San Diego bicyclists have more to worry about than sharing the road with
dangerous drivers. A safety defect has prompted the recall of more than
one million bicycles. An issue with the disc brakes can greatly increase
the risk of a serious crash.
The U.S. Consumer Product Safety Commission’s recall notice states
that an open quick release lever on the bike’s front wheel hub can
come into contact with the front disc brake rotor, causing the front wheel
to come to a sudden stop or separate from the bike. This can cause the
rider to crash and has resulted in at least one injury.
The massive recall involves 1.3 million bikes sold by 13 different manufacturers,
including Diamondback, Cannondale, and Jamis. The defective bikes were
sold at bicycle stores nationwide from about 1998 through 2015 for between
$200 and $10,000.
The recall impacts bicycles equipped with front disc brakes and a black
or silver quick-release (QR) lever on the front wheel hub. Bicycles that
do not have disc brakes are not included in this recall. When the front
QR is fully opened, if there is less than 6 mm — or the width of
a #2 pencil — between the QR and disk brake rotor on the wheel,
the bicycle is defective.
The CPSC website provides a detailed chart showing the manufacturers and
models impacted by the bicycle recall. A video showing how to determine
if a bike is included in this recall is also available at
Due to the risk of a serious bicycle accident, the CPSC advises that consumers

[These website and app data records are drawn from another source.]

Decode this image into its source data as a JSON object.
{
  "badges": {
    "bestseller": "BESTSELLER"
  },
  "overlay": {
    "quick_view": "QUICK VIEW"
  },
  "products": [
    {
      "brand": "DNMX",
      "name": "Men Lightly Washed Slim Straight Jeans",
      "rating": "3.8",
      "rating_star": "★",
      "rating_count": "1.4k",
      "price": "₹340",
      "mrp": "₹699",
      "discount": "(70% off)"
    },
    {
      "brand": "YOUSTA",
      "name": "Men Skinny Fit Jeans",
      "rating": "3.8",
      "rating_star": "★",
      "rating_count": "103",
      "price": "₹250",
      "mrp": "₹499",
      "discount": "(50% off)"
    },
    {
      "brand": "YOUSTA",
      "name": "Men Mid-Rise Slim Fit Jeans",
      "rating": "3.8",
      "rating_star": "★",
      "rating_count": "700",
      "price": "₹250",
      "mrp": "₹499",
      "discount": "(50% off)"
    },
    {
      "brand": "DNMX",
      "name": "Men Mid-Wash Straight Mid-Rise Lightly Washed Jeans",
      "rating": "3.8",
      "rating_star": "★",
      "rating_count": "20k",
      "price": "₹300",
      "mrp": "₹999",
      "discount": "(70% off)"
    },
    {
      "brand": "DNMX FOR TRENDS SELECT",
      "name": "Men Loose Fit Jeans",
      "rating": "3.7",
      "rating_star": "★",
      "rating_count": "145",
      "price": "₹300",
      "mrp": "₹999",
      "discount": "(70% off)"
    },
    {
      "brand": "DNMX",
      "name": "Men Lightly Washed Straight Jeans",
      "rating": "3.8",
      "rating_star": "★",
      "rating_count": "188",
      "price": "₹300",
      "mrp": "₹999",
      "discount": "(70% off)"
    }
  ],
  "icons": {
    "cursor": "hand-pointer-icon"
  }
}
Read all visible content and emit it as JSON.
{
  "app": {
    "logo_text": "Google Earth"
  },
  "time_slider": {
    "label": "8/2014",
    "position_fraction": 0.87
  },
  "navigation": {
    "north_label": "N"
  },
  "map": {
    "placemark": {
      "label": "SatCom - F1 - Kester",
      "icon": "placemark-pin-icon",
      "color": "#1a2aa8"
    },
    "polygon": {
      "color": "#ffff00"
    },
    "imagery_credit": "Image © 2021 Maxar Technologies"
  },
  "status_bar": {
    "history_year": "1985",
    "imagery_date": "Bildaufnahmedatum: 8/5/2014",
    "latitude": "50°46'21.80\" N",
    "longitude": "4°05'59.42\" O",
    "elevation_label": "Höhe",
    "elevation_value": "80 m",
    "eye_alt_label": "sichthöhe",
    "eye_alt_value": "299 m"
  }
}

should stop using the bicycles immediately and contact the recalling company
for free installation of a new quick release on the front wheel.